WORK TO BE COMPLETED: Please state the number of lines in the records below that contain the string "this", and nothing further.

Element data from apps and pages:
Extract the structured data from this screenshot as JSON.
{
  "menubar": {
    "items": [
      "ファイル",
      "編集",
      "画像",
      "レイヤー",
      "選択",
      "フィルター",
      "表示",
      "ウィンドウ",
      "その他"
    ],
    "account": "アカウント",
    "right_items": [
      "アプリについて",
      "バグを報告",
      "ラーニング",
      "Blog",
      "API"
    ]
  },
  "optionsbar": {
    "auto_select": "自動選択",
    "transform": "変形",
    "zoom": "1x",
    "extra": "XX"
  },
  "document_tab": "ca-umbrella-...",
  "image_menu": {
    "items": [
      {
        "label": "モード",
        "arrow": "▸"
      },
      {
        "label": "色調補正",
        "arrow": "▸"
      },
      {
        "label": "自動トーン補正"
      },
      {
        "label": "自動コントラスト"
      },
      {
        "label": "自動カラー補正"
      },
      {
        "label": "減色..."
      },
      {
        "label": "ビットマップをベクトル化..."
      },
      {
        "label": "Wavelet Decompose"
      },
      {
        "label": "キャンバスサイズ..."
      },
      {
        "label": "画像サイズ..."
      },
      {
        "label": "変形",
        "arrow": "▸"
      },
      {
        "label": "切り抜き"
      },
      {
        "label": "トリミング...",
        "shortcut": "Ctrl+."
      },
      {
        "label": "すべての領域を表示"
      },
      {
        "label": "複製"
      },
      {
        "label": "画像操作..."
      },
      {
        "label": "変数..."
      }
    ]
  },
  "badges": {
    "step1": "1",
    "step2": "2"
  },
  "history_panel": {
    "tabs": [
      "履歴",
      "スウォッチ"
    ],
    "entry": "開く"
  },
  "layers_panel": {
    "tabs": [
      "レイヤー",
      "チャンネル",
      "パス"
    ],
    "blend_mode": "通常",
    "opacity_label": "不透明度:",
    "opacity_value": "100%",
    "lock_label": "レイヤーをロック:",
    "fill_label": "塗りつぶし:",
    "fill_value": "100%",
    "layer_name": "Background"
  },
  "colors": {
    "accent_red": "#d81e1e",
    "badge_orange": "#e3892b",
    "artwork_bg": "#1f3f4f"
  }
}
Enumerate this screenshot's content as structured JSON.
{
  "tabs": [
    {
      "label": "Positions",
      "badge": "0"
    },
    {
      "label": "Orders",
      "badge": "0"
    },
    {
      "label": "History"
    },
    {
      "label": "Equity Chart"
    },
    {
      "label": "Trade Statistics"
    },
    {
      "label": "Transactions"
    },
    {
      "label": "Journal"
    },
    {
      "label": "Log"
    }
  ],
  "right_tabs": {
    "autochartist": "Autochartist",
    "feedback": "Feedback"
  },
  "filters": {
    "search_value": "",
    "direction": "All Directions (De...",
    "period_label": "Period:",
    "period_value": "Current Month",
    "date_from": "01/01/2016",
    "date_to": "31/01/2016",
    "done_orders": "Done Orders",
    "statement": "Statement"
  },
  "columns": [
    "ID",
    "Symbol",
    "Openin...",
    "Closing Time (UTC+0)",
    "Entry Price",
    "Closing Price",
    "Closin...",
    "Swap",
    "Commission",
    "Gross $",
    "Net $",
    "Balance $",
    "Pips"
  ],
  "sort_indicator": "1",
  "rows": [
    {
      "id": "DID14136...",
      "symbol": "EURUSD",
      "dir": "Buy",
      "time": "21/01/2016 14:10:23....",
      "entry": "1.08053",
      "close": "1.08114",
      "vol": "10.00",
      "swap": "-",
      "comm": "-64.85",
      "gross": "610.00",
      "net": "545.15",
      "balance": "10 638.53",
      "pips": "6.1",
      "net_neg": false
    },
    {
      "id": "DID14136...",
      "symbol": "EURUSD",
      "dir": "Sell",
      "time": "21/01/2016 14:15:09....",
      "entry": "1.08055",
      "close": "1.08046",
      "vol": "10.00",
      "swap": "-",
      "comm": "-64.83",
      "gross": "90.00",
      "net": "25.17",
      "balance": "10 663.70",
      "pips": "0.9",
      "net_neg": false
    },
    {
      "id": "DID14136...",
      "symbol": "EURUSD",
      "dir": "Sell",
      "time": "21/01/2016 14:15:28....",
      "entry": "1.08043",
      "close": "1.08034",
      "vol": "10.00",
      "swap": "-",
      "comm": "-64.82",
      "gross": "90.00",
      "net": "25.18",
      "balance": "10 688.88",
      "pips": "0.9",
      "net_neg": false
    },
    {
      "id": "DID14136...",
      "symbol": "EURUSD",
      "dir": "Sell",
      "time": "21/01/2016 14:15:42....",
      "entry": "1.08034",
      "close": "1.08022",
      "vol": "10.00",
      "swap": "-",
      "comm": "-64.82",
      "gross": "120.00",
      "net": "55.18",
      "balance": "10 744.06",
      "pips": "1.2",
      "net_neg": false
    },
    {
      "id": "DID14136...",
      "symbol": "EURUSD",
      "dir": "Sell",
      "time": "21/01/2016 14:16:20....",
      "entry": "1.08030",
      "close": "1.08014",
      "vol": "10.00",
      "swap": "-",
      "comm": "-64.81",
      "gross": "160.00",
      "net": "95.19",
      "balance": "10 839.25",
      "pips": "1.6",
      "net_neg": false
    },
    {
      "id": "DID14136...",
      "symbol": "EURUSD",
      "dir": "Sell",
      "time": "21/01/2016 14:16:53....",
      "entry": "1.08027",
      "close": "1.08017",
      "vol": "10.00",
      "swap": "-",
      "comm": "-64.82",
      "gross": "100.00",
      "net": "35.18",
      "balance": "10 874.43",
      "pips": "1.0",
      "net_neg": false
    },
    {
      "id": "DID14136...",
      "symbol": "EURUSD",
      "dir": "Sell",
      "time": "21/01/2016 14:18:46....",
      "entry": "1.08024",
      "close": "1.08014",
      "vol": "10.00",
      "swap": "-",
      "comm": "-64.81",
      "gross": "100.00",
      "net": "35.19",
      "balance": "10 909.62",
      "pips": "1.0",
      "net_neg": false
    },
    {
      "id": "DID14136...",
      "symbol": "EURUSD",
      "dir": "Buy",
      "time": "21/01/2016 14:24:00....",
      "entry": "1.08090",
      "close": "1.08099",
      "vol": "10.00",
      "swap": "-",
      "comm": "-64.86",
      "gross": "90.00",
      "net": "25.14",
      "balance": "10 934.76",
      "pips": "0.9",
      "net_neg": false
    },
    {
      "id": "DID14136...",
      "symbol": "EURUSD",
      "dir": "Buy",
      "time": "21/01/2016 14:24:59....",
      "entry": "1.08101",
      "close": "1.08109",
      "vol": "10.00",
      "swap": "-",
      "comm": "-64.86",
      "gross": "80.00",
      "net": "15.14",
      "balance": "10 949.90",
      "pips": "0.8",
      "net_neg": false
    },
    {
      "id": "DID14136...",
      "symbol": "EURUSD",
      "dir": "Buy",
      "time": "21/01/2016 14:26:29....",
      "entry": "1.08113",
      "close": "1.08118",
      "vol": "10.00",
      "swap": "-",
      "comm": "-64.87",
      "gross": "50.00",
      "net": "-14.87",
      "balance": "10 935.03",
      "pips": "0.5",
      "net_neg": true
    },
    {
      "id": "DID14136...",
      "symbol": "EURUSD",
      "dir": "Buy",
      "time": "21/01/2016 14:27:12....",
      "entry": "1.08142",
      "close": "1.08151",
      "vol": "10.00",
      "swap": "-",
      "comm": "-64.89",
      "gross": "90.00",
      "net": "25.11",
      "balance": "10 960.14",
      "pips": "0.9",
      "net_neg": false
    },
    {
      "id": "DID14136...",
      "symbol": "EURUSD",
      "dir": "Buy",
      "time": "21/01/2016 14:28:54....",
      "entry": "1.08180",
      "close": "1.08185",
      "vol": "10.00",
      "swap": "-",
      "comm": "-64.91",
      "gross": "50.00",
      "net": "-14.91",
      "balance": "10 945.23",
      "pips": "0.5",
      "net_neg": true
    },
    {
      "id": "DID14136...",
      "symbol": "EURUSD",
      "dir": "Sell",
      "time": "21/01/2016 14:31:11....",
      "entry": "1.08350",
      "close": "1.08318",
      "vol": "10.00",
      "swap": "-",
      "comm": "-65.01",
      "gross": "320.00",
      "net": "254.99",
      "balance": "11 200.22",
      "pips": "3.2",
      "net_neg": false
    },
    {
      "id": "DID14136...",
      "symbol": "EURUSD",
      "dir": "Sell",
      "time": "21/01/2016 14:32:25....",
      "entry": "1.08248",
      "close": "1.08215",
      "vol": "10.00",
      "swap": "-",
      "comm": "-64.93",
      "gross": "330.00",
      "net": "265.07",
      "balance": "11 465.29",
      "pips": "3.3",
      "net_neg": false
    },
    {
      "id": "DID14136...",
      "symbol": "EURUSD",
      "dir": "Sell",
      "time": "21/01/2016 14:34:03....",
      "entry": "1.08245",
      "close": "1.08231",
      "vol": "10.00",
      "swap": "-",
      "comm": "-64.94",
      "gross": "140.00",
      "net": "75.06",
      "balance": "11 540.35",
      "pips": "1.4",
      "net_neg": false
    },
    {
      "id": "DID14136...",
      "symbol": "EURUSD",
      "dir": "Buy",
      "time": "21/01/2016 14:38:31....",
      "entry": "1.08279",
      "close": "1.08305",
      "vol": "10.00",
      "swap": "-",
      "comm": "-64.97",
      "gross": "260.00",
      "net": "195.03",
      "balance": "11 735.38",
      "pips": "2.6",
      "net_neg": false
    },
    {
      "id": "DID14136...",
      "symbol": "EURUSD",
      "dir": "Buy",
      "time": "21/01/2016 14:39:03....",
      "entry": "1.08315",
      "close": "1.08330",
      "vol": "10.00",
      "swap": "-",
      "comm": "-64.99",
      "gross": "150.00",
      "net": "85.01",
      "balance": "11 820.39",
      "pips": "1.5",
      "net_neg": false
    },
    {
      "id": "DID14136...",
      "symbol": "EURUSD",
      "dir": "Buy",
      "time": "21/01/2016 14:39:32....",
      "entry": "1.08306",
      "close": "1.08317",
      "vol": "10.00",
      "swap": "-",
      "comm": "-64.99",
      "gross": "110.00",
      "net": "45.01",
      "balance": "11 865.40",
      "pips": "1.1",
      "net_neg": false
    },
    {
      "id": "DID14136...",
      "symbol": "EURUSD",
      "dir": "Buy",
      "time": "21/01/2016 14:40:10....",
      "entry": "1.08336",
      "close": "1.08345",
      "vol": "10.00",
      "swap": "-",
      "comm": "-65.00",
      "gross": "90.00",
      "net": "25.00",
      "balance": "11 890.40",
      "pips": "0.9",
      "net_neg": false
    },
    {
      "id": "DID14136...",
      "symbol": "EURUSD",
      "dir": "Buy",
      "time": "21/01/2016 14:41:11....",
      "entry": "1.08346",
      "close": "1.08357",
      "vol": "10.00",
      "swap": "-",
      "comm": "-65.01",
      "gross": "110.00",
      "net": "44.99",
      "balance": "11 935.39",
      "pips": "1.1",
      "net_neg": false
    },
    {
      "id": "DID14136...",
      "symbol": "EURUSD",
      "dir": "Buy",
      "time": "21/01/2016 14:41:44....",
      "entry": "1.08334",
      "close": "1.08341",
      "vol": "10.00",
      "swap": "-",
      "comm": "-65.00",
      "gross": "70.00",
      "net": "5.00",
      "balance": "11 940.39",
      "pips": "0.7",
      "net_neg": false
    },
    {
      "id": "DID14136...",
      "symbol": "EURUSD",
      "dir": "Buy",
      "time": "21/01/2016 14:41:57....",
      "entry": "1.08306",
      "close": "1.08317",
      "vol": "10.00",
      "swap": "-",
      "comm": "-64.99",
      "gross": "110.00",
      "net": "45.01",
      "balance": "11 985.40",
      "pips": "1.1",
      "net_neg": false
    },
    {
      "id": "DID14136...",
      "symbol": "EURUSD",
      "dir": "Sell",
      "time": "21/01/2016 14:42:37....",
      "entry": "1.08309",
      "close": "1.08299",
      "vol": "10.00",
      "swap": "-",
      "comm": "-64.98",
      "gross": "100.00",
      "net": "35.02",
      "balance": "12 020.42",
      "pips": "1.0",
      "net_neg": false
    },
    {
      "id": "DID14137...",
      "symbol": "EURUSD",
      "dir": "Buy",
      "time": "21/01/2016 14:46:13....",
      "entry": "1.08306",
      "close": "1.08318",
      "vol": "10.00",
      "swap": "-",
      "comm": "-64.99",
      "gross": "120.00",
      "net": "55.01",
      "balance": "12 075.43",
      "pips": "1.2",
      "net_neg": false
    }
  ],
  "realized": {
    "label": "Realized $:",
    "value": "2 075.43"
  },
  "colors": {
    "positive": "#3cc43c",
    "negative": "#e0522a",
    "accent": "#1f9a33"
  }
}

REPLY TO THE EXERCISE: 2